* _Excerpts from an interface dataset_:
__________
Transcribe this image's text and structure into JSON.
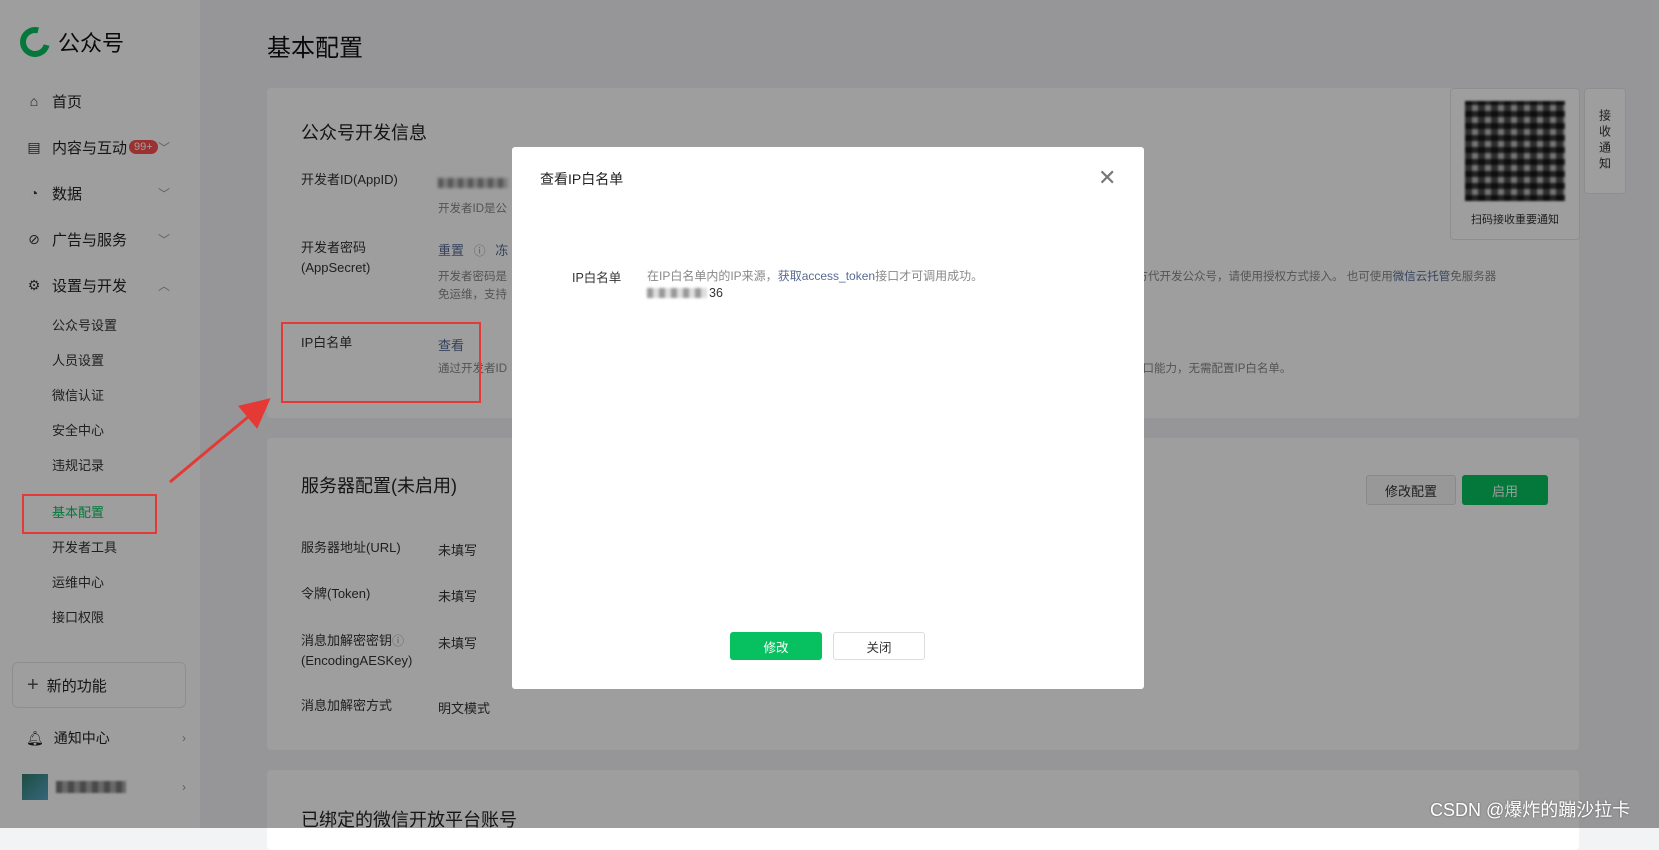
{
  "app": {
    "logo_text": "公众号"
  },
  "sidebar": {
    "items": [
      {
        "label": "首页",
        "icon": "home-icon"
      },
      {
        "label": "内容与互动",
        "icon": "document-icon",
        "badge": "99+"
      },
      {
        "label": "数据",
        "icon": "chart-pie-icon"
      },
      {
        "label": "广告与服务",
        "icon": "compass-icon"
      },
      {
        "label": "设置与开发",
        "icon": "gear-icon"
      }
    ],
    "sub_items": [
      "公众号设置",
      "人员设置",
      "微信认证",
      "安全中心",
      "违规记录",
      "基本配置",
      "开发者工具",
      "运维中心",
      "接口权限"
    ],
    "active_sub": "基本配置",
    "new_feature": "新的功能",
    "notifications": "通知中心"
  },
  "page": {
    "title": "基本配置"
  },
  "dev_info": {
    "title": "公众号开发信息",
    "appid_label": "开发者ID(AppID)",
    "appid_hint": "开发者ID是公",
    "secret_label": "开发者密码(AppSecret)",
    "secret_reset": "重置",
    "secret_freeze": "冻",
    "secret_hint_1": "开发者密码是",
    "secret_hint_2": "免运维，支持",
    "secret_hint_right": "三方代开发公众号，请使用授权方式接入。 也可使用",
    "secret_hint_link": "微信云托管",
    "secret_hint_tail": "免服务器",
    "ip_label": "IP白名单",
    "ip_view": "查看",
    "ip_hint_left": "通过开发者ID",
    "ip_hint_right": "众号接口能力，无需配置IP白名单。"
  },
  "server_config": {
    "title": "服务器配置(未启用)",
    "modify_button": "修改配置",
    "enable_button": "启用",
    "rows": [
      {
        "label": "服务器地址(URL)",
        "value": "未填写"
      },
      {
        "label": "令牌(Token)",
        "value": "未填写"
      },
      {
        "label": "消息加解密密钥",
        "label2": "(EncodingAESKey)",
        "value": "未填写"
      },
      {
        "label": "消息加解密方式",
        "value": "明文模式"
      }
    ]
  },
  "bound_section": {
    "title": "已绑定的微信开放平台账号"
  },
  "qr": {
    "label": "扫码接收重要通知"
  },
  "side_tab": {
    "label": "接收通知"
  },
  "dialog": {
    "title": "查看IP白名单",
    "field_label": "IP白名单",
    "hint_prefix": "在IP白名单内的IP来源，",
    "hint_link": "获取access_token",
    "hint_suffix": "接口才可调用成功。",
    "ip_visible_suffix": "36",
    "modify_button": "修改",
    "close_button": "关闭"
  },
  "watermark": "CSDN @爆炸的蹦沙拉卡",
  "colors": {
    "accent": "#07c160",
    "link": "#576b95",
    "annotation": "#e53935"
  }
}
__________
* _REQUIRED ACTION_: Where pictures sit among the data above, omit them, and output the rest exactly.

* _ANSWER TO THIS TASK_:
Transcribe this image's text and structure into JSON.
{
  "app": {
    "logo_text": "公众号"
  },
  "sidebar": {
    "items": [
      {
        "label": "首页",
        "icon": "home-icon"
      },
      {
        "label": "内容与互动",
        "icon": "document-icon",
        "badge": "99+"
      },
      {
        "label": "数据",
        "icon": "chart-pie-icon"
      },
      {
        "label": "广告与服务",
        "icon": "compass-icon"
      },
      {
        "label": "设置与开发",
        "icon": "gear-icon"
      }
    ],
    "sub_items": [
      "公众号设置",
      "人员设置",
      "微信认证",
      "安全中心",
      "违规记录",
      "基本配置",
      "开发者工具",
      "运维中心",
      "接口权限"
    ],
    "active_sub": "基本配置",
    "new_feature": "新的功能",
    "notifications": "通知中心"
  },
  "page": {
    "title": "基本配置"
  },
  "dev_info": {
    "title": "公众号开发信息",
    "appid_label": "开发者ID(AppID)",
    "appid_hint": "开发者ID是公",
    "secret_label": "开发者密码(AppSecret)",
    "secret_reset": "重置",
    "secret_freeze": "冻",
    "secret_hint_1": "开发者密码是",
    "secret_hint_2": "免运维，支持",
    "secret_hint_right": "三方代开发公众号，请使用授权方式接入。 也可使用",
    "secret_hint_link": "微信云托管",
    "secret_hint_tail": "免服务器",
    "ip_label": "IP白名单",
    "ip_view": "查看",
    "ip_hint_left": "通过开发者ID",
    "ip_hint_right": "众号接口能力，无需配置IP白名单。"
  },
  "server_config": {
    "title": "服务器配置(未启用)",
    "modify_button": "修改配置",
    "enable_button": "启用",
    "rows": [
      {
        "label": "服务器地址(URL)",
        "value": "未填写"
      },
      {
        "label": "令牌(Token)",
        "value": "未填写"
      },
      {
        "label": "消息加解密密钥",
        "label2": "(EncodingAESKey)",
        "value": "未填写"
      },
      {
        "label": "消息加解密方式",
        "value": "明文模式"
      }
    ]
  },
  "bound_section": {
    "title": "已绑定的微信开放平台账号"
  },
  "qr": {
    "label": "扫码接收重要通知"
  },
  "side_tab": {
    "label": "接收通知"
  },
  "dialog": {
    "title": "查看IP白名单",
    "field_label": "IP白名单",
    "hint_prefix": "在IP白名单内的IP来源，",
    "hint_link": "获取access_token",
    "hint_suffix": "接口才可调用成功。",
    "ip_visible_suffix": "36",
    "modify_button": "修改",
    "close_button": "关闭"
  },
  "watermark": "CSDN @爆炸的蹦沙拉卡",
  "colors": {
    "accent": "#07c160",
    "link": "#576b95",
    "annotation": "#e53935"
  }
}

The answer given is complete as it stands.